Look through the lines below and copy each one that includes "identificación".
═══ Data in this exercise
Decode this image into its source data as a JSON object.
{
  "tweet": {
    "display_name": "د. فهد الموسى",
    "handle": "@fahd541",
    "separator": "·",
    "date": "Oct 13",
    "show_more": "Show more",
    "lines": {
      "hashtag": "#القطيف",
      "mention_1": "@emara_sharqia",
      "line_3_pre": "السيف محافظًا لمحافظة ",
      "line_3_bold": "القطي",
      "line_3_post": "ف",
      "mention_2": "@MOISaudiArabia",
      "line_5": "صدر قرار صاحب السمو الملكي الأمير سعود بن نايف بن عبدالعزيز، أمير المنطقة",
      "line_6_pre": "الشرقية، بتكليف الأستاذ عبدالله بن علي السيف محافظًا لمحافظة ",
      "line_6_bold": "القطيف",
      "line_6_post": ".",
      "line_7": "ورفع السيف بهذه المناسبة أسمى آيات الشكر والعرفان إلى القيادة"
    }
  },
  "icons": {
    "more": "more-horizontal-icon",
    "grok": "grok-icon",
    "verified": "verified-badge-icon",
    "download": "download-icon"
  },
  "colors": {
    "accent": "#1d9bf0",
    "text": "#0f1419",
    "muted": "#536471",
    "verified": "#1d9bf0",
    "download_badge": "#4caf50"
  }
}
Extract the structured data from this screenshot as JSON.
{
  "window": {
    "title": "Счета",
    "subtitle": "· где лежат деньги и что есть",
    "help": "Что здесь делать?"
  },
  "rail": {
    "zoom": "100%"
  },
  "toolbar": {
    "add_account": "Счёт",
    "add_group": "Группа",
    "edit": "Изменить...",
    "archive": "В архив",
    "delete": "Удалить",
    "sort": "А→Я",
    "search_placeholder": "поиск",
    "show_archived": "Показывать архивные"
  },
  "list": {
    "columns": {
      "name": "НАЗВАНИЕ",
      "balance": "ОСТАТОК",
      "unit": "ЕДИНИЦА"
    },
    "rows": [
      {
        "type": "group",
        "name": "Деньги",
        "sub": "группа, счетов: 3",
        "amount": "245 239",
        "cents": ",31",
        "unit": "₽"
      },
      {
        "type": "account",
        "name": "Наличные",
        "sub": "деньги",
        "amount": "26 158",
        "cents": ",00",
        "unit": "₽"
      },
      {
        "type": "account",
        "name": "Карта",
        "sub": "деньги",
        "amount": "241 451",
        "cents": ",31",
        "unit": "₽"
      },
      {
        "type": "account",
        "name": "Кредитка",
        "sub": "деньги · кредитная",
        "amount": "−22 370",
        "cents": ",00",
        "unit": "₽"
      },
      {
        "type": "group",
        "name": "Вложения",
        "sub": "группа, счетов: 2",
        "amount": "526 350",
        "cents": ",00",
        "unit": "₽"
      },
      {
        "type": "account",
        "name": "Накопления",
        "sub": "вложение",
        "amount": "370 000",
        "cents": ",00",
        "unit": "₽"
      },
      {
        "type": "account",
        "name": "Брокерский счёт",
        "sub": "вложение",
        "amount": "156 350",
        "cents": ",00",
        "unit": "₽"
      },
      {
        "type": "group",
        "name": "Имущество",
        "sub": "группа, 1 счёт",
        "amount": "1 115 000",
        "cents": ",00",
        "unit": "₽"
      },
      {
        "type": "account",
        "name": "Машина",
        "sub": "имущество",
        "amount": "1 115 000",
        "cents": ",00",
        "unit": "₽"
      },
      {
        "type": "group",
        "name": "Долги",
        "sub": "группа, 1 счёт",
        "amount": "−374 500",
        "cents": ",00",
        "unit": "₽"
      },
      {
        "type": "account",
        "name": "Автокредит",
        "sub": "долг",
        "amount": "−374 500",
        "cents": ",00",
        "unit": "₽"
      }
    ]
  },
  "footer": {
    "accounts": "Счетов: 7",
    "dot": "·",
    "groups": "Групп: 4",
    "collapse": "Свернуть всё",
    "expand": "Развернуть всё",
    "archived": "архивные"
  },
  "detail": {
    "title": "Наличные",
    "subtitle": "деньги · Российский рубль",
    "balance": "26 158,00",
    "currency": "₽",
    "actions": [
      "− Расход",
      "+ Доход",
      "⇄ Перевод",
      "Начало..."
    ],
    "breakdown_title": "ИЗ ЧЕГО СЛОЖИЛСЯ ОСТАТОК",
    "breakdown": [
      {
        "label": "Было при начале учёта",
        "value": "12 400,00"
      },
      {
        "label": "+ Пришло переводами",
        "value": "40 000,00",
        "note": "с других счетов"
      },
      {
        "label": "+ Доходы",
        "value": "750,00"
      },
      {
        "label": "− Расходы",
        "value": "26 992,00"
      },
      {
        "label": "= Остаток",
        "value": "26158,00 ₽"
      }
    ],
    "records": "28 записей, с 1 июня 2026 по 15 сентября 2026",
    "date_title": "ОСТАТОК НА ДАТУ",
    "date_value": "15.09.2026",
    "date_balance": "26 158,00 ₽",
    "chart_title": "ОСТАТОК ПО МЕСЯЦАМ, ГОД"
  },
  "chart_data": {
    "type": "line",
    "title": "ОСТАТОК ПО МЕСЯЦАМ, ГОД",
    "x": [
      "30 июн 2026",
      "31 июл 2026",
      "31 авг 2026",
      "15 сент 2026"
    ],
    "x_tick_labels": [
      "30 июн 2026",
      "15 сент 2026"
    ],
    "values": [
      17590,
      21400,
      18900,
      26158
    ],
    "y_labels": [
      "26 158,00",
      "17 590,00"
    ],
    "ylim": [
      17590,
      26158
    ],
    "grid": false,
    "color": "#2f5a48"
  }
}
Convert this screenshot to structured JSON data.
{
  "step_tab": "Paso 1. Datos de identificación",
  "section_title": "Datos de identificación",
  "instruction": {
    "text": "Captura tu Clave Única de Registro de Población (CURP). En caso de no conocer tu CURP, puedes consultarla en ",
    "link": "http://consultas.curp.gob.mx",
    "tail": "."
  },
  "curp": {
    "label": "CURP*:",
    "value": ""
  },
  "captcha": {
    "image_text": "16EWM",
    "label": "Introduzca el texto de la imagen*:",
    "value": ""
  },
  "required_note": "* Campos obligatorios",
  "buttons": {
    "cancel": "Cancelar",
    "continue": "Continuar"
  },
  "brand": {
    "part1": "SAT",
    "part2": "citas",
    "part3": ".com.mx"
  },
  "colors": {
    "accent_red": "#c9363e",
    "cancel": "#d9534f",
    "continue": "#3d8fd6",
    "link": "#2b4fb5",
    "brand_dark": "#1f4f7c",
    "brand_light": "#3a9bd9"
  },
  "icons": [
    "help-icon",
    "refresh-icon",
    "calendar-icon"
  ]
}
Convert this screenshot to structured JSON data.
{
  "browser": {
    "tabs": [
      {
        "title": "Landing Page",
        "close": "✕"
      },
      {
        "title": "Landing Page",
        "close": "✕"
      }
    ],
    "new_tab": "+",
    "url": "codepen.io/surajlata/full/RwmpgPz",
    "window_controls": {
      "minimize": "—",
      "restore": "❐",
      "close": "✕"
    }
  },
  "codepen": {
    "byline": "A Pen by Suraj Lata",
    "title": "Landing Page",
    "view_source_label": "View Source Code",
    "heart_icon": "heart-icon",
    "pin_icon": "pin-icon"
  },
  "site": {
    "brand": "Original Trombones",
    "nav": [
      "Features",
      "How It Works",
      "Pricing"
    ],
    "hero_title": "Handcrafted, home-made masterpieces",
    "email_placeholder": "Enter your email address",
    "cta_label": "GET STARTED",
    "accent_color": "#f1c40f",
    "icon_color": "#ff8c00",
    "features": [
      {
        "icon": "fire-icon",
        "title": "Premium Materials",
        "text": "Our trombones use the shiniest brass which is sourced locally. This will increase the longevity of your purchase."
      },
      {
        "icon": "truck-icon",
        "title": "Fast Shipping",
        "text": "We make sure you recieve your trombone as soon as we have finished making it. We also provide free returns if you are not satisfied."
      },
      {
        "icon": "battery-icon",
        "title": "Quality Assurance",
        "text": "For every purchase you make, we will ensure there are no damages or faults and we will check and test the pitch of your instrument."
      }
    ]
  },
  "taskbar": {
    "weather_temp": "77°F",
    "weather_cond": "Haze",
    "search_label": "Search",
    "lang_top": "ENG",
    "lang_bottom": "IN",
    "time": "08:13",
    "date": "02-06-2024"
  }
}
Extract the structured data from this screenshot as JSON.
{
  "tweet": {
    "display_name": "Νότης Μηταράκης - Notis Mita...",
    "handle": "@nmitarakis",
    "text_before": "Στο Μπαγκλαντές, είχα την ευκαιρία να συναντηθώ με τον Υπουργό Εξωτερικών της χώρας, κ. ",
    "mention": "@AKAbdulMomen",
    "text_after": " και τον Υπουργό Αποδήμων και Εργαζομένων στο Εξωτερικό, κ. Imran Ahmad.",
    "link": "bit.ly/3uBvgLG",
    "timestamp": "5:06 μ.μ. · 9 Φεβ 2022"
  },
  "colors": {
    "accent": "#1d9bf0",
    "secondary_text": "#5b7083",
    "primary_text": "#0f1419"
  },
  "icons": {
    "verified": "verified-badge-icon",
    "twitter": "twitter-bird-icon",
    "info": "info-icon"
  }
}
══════
◆ **Answer to the exercise**
  "step_tab": "Paso 1. Datos de identificación",
  "section_title": "Datos de identificación",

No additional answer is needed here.